■ **About this exercise**
Where the string "JSON" occurs in a line of the entries below, copy that line.

■ **Exercise data**

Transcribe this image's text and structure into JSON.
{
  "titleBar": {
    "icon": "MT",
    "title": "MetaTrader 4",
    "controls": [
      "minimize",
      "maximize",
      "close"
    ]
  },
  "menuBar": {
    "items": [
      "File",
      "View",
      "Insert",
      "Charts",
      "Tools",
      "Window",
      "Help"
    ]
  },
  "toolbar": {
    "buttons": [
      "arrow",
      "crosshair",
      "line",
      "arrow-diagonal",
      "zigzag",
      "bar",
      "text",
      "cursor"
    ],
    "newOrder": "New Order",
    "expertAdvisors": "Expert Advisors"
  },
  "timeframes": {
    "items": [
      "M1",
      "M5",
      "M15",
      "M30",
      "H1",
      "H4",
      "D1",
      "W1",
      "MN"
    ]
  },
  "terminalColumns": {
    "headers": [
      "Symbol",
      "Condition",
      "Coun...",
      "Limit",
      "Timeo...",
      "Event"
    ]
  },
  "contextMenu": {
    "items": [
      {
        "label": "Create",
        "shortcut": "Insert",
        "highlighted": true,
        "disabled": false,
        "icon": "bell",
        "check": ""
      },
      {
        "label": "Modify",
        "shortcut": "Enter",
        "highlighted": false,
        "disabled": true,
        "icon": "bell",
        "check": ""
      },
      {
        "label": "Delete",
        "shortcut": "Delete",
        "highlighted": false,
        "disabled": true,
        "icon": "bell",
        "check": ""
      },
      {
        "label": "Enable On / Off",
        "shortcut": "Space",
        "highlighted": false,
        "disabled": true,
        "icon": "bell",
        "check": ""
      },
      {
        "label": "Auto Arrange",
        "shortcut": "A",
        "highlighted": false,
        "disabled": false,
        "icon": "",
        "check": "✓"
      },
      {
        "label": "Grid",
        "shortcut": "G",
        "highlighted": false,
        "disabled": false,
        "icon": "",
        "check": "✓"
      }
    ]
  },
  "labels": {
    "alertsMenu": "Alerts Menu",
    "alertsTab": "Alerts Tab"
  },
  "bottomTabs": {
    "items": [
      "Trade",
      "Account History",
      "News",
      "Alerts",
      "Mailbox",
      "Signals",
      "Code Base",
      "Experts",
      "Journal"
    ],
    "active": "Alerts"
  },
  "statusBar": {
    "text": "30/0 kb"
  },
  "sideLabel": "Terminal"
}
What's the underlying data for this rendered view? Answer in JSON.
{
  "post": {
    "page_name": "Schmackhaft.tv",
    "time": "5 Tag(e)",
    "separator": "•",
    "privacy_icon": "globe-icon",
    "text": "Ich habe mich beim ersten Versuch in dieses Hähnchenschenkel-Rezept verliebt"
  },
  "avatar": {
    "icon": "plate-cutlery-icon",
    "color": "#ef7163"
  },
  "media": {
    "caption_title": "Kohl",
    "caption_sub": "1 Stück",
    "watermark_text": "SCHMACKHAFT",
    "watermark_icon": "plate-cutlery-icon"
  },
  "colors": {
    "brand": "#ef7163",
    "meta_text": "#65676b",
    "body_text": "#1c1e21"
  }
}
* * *
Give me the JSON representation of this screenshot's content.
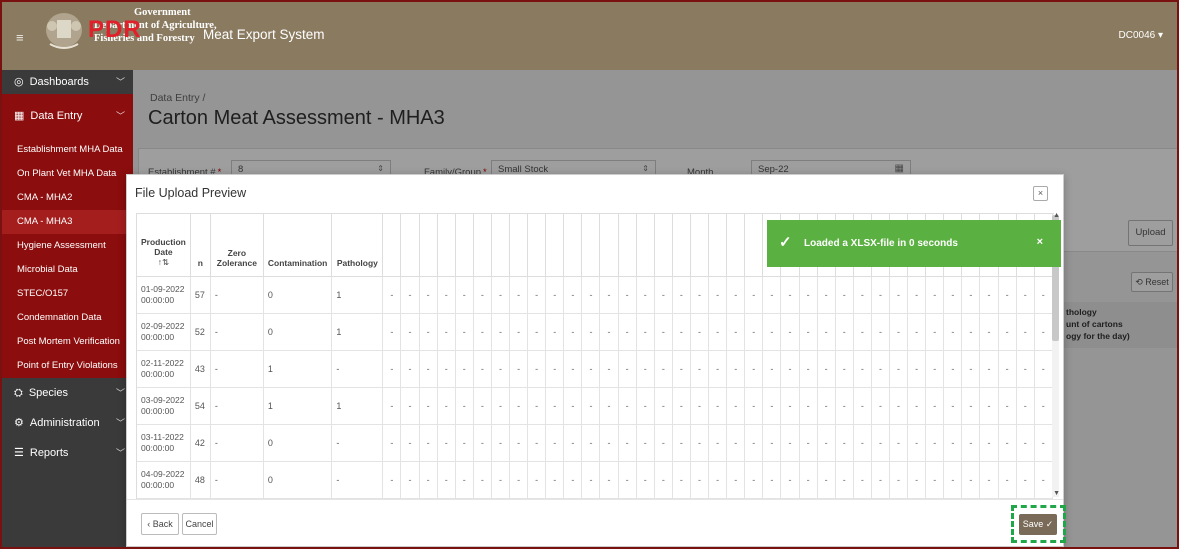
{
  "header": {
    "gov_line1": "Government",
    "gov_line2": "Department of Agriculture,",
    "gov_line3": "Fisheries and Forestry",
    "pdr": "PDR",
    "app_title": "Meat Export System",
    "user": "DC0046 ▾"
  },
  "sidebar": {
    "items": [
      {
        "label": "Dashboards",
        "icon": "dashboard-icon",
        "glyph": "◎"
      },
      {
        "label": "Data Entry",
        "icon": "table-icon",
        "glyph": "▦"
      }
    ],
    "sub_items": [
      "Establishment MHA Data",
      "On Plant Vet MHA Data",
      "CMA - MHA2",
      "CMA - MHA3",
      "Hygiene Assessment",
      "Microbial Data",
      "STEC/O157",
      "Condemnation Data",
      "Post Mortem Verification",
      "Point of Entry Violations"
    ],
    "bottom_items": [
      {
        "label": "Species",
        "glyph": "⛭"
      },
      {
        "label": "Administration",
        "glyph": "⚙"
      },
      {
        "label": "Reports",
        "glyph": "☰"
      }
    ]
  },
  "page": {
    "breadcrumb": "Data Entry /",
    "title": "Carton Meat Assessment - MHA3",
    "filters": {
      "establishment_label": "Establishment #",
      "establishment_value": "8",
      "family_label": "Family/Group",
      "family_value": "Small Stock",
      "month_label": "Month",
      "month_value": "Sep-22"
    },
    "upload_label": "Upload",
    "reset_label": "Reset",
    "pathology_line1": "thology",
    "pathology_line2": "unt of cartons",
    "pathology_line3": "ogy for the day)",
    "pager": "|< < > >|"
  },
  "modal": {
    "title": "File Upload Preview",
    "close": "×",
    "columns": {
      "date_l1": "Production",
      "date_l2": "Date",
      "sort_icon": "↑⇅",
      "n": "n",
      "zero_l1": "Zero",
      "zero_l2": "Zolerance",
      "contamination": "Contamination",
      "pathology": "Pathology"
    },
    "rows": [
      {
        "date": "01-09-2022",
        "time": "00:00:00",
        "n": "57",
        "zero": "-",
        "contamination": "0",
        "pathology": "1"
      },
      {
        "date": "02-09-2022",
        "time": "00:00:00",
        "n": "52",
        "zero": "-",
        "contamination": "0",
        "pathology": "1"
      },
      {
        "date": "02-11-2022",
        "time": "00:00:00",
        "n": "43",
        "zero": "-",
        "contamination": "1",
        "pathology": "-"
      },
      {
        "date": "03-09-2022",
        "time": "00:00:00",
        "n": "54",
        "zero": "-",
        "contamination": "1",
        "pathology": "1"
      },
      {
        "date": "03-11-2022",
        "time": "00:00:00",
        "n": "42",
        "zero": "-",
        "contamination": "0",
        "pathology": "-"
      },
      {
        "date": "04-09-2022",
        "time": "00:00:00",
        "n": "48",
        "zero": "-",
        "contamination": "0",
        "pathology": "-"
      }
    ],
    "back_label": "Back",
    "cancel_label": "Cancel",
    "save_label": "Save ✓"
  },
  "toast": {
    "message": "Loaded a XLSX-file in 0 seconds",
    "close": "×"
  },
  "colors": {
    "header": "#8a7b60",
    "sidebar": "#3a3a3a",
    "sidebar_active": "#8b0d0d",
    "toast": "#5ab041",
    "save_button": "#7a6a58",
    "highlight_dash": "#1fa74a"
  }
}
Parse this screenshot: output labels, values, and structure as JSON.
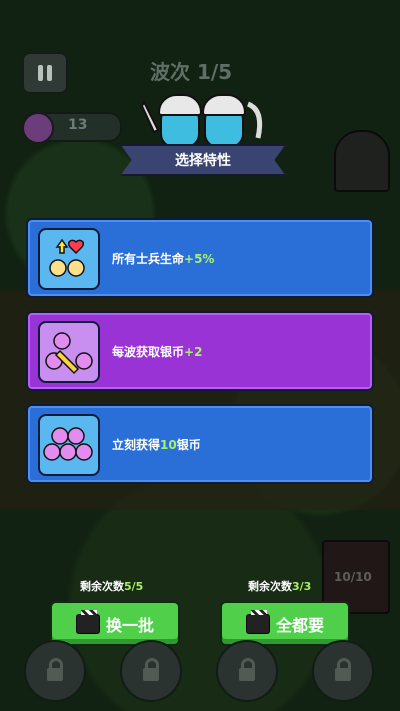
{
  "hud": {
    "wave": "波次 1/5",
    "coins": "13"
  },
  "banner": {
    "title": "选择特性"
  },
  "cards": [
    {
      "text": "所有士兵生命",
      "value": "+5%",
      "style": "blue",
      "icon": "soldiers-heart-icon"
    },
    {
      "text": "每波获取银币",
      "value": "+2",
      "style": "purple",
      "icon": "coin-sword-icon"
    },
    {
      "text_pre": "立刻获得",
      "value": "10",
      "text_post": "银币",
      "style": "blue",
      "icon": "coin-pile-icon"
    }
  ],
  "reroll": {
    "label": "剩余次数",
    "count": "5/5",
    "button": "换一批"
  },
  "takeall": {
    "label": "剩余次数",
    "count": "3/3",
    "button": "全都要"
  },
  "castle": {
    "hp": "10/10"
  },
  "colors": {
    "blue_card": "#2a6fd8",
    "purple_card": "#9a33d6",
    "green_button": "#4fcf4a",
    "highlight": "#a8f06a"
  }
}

■ **Response for this exercise**
Transcribe this image's text and structure into JSON.
What's the underlying data for this rendered view? Answer in JSON.
Give me the JSON representation of this screenshot's content.
Parse this screenshot: output labels, values, and structure as JSON.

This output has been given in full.